Start of Information provided
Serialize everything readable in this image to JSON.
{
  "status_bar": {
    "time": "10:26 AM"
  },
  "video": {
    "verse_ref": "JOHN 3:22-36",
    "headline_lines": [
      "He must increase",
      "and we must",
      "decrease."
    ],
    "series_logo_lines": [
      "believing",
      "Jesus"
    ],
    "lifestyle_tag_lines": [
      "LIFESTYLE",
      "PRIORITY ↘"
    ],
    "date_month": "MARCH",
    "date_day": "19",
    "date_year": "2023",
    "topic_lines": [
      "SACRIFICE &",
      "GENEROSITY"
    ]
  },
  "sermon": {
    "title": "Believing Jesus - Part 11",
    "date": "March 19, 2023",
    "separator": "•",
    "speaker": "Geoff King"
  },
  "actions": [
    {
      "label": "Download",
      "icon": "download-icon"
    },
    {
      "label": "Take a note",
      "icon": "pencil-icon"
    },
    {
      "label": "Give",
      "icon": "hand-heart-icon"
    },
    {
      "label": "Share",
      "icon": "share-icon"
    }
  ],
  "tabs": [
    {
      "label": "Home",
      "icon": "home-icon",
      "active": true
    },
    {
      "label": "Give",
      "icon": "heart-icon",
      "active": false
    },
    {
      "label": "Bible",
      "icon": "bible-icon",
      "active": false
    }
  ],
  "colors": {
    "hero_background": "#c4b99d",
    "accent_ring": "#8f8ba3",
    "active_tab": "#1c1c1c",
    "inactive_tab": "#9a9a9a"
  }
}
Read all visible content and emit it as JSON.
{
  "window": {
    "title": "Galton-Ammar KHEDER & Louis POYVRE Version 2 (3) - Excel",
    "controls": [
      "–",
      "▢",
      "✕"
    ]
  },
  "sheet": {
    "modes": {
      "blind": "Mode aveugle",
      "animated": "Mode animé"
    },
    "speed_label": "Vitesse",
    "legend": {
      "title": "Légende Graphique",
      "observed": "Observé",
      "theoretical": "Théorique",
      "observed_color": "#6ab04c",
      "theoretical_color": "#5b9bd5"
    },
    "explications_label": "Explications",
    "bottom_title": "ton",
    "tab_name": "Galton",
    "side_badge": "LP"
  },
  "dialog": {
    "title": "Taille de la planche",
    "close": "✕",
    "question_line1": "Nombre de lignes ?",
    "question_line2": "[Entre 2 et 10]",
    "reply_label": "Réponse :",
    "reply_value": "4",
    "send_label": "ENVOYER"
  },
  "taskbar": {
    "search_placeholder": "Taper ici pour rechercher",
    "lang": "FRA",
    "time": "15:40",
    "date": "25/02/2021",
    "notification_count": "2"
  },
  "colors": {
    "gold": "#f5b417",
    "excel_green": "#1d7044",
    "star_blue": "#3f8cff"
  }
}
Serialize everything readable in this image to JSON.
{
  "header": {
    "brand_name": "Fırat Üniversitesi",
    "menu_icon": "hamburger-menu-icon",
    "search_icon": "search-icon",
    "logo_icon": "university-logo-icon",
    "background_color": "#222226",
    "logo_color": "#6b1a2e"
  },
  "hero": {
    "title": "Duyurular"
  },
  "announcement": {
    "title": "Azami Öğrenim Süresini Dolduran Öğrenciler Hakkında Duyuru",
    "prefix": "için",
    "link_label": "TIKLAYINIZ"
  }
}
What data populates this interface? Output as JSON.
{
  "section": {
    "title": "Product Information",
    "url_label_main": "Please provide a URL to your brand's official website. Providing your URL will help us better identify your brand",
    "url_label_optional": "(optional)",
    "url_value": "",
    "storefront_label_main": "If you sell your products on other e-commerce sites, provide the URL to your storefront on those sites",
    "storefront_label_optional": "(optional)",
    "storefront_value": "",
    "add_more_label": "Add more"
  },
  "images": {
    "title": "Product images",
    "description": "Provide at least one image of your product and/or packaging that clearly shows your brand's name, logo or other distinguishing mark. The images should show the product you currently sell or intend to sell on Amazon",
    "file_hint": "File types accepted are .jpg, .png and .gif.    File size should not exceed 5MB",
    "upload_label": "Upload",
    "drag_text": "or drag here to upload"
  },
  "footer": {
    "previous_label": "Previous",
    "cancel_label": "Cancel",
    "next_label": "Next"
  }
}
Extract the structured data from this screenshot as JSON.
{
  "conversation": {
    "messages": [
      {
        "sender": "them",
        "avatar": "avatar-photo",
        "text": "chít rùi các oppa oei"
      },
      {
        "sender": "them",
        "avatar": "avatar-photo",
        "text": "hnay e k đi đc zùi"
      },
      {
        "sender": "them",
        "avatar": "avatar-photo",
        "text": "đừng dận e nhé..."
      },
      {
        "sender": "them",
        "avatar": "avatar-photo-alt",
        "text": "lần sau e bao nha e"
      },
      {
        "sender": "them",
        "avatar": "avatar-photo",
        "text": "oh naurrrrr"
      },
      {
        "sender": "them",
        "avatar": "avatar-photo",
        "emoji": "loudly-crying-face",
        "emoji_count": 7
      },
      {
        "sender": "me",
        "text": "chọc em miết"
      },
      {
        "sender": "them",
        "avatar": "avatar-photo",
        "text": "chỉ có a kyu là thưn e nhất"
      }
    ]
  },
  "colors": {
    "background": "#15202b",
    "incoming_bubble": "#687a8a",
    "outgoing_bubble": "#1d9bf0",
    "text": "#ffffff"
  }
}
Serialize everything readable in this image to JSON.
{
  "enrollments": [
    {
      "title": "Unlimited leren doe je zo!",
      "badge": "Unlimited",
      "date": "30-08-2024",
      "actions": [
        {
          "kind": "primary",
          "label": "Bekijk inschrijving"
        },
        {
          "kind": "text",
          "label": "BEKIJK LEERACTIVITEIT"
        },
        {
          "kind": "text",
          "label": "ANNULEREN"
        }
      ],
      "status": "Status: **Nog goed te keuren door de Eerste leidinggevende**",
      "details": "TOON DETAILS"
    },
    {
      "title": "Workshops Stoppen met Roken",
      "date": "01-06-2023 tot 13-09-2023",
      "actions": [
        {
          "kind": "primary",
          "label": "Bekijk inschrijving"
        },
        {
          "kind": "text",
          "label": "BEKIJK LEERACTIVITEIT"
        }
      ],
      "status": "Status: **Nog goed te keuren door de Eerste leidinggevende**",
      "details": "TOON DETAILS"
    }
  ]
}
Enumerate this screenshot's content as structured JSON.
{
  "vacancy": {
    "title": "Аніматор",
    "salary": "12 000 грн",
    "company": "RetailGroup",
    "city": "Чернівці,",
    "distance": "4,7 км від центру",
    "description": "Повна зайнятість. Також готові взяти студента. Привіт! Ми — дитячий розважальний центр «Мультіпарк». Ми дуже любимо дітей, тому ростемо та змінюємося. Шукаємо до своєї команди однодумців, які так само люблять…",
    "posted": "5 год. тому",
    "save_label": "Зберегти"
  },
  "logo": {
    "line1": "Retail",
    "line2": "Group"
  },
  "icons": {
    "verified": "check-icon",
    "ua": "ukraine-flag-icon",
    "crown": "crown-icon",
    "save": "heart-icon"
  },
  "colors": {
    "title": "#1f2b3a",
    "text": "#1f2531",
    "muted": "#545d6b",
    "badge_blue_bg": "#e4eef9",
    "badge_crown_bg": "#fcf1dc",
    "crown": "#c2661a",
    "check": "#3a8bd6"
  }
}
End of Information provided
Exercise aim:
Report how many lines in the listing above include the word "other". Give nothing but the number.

Problem solution:
2